That's not to say that this step isn't energetic or productive! But it's simply not enough for us as designers to derive insight and then ship it to the masses. Terabytes of data are transported across the web every single day. In order to deliver mindful user experiences, the second step in our process is essential because it allows us to create stories from our learnings and use those as pillars for our design.
I headed over to my pan, which I'd been pre-heating for a few minutes, and dropped a tab of butter on the cast-iron. Within minutes, the butter was pooled in a sizzling puddle, and I slowly poured my whisked eggs inside.
Step 3: Cook gently. Tilt and rotate.
Or conveying our story with mindful design!
The moment my eggs touched the pan, they started to solidify. So, with gentle fingers, careful twirls of my wrist, and my Mom's favorite spatula, I push cooked the eggs toward the center of my pan and kept a watchful eye on the uncooked remains. As they filled out the skillet and began to set, I added another pinch of salt for extra flavor.
A few minutes later, I deftly folded half of the eggs onto the other and turned the heat off my stove. Another pinch of salt and my omelet was ready to go.
A warm, golden sensation!
Converting our stories into designs is an often time-consuming and fully-involved process. It requires a watchful eye of the entire product and careful attention to even the most minute details. It requires very intentional branding and compelling messaging. Just one missed moment — or pixel! — can turn a golden egg brown! It requires empathy with your customers (or hungry family), and even some creativity too!
But, even more so than attention to detail, empathy, and creativity, design also requires an aesthetic eye.
Which brings me to our fourth and final step...
Step 4: Plating.
I slipped the omelet onto a plate and finally caved into adding some green onions for flavor. I plopped down onto a seat next to my Dad and hunkered down for what looked to be a fantastic meal.
My Dad looked over at my plate with my wide eyes. "That looks delicious, Jem!" he crunched.
I beamed back. Looking around at my family's plates, I realized I had cooked a variety of omelets, catered to each individual family member. My sister had lemon zest, since she preferred a bite-y dish. My Mom had feta cheese, to accommodate her flashy palate. And my Dad — well, my Dad got what he wanted, even if it wasn't what I (or anyone) would have wanted.

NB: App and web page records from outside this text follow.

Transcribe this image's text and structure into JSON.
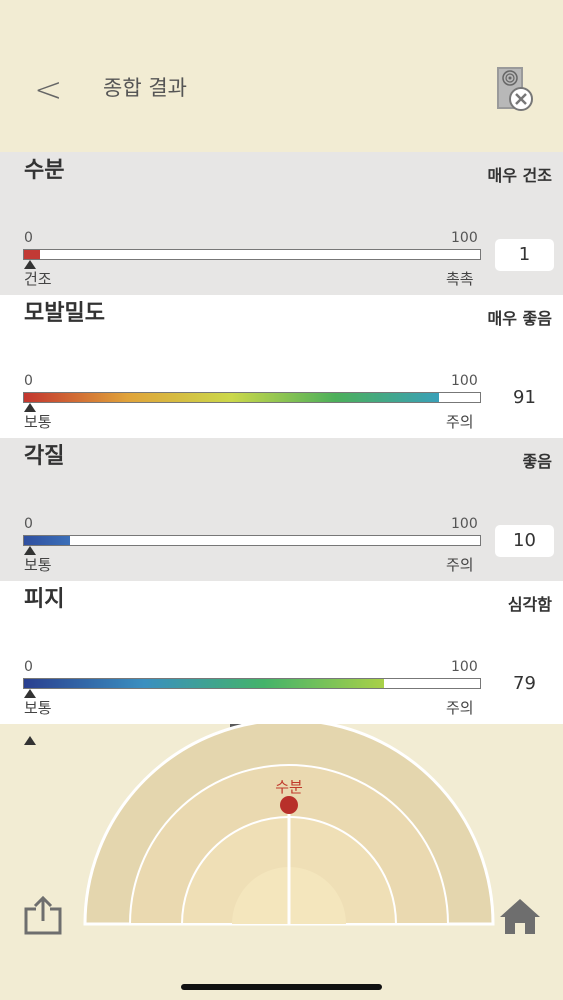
{
  "header": {
    "back_label": "<",
    "title": "종합 결과"
  },
  "sections": [
    {
      "title": "수분",
      "status": "매우 건조",
      "min": "0",
      "max": "100",
      "left_label": "건조",
      "right_label": "촉촉",
      "value": "1",
      "level": 1,
      "gradient": [
        "#c23a35",
        "#c23a35"
      ]
    },
    {
      "title": "모발밀도",
      "status": "매우 좋음",
      "min": "0",
      "max": "100",
      "left_label": "보통",
      "right_label": "주의",
      "value": "91",
      "level": 91,
      "gradient": [
        "#c3362f",
        "#e0a33a",
        "#cbd84a",
        "#4caf5a",
        "#3aa0b8"
      ]
    },
    {
      "title": "각질",
      "status": "좋음",
      "min": "0",
      "max": "100",
      "left_label": "보통",
      "right_label": "주의",
      "value": "10",
      "level": 10,
      "gradient": [
        "#2f4fa0",
        "#3b6fb8"
      ]
    },
    {
      "title": "피지",
      "status": "심각함",
      "min": "0",
      "max": "100",
      "left_label": "보통",
      "right_label": "주의",
      "value": "79",
      "level": 79,
      "gradient": [
        "#2a3f8f",
        "#3a8fc0",
        "#44b36a",
        "#a9d048"
      ]
    }
  ],
  "gauge": {
    "label": "수분"
  },
  "colors": {
    "background": "#f2ecd3",
    "marker": "#b8302a"
  }
}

In the end, I was mindful to each of their preferences and experiences.
And it turns out that the perfect omelet was always the mindful one!